(See what I mean?)

Also, Teddy’s signals are much more obvious to me than Anastasia’s were. Which brings me to…

6. Dunstan baby language. Ok, I never actually learned this. And I have no idea if it actually works or not. But I do notice a definite difference in the sounds that Teddy makes for different requests. I remember figuring that out for Anastasia too, but it took much longer–she was past the newborn stage by the time I could easily distinguish why she was crying. With Teddy, it’s been obvious to me since his first day of life: that’s a hungry cry, that’s a tired cry, that’s a poop cry. Ok, sometimes I mix up the poop cry with the burp cry. But he probably does too.

In any case, even though I don’t know how accurate Dunstan’s take is on it, I do love the concept of listening to baby’s signals and trying to discern what he’s communicating. And I feel like that effort is working a lot better the second time around.

7. Sleep. When Anastasia was a newborn, I didn’t realize how much sleep babies need. I also had no idea how to set up an environment that was conducive to sleep. Of course, even once I did learn lots of tricks, none of them really worked for her, but that’s a separate issue. The real difference with Teddy is that I know he needs sleep. A lot of sleep. Now that he’s a month old, he’s starting to be more awake, and I think at this age I started to let Anastasia stay awake for much longer periods. Because I assumed that if she was tired then she would fall asleep, or at least ask to nurse, or something. With Teddy, if he’s been up for a while, then I assume he needs to sleep again, even if he isn’t yet acting tired. I try not to let him stay awake for more than an hour at a time. And that’s been really helpful–because if he ever does stay awake for longer than an hour, he gets overtired and isn’t able to fall asleep. And when he finally does, he doesn’t sleep long or well. Sleep begets sleep is true in his case, but I had never even heard that saying when Anastasia was a newborn.

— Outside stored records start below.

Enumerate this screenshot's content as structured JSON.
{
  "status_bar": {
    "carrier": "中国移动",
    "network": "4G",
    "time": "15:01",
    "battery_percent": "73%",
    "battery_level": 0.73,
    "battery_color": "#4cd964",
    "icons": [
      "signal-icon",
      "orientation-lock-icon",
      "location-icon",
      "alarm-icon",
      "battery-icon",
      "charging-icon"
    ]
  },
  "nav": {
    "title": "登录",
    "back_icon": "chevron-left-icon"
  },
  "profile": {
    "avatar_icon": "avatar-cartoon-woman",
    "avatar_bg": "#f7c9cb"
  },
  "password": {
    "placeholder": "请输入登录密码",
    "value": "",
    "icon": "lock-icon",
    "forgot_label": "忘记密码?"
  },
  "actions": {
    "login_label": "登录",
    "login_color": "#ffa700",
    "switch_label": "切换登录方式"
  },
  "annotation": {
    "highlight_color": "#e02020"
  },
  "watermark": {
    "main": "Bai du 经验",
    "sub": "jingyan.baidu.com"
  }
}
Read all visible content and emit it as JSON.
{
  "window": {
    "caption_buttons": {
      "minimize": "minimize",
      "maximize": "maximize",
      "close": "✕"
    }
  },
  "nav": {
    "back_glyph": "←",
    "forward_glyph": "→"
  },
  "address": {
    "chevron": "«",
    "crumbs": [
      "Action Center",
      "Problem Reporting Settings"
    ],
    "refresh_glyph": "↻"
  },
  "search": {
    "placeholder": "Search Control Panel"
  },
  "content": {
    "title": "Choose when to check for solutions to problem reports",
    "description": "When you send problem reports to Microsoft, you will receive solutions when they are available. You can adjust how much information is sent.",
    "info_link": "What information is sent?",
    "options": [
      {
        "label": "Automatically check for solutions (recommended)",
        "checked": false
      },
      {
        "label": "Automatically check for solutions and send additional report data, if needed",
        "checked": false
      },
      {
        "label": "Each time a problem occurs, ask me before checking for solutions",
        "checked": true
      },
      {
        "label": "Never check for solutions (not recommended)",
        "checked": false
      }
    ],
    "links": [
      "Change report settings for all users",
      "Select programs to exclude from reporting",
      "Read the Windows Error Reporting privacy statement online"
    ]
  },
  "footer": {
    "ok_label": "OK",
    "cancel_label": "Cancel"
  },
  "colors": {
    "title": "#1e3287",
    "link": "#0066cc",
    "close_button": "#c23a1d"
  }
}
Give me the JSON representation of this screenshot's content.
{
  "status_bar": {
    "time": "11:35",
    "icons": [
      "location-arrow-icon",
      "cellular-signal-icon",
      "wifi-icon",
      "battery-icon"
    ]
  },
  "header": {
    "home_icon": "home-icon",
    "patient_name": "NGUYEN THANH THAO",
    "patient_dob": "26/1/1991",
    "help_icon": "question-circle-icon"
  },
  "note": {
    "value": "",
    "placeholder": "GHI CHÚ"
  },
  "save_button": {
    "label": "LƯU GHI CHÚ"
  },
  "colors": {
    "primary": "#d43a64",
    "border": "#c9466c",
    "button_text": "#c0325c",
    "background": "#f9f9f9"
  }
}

Of course, none of these things work all the time, and sometimes none of them work at all. (Like last night at 3 am, for instance.) But it feels good to have lots of different things to try, especially when I know that some of them work at least some of the time. Even easy newborns are a lot of work. But knowing that you have tricks that might make your newborn happy is nice. It makes you feel like you know what you’re doing.

Sort of.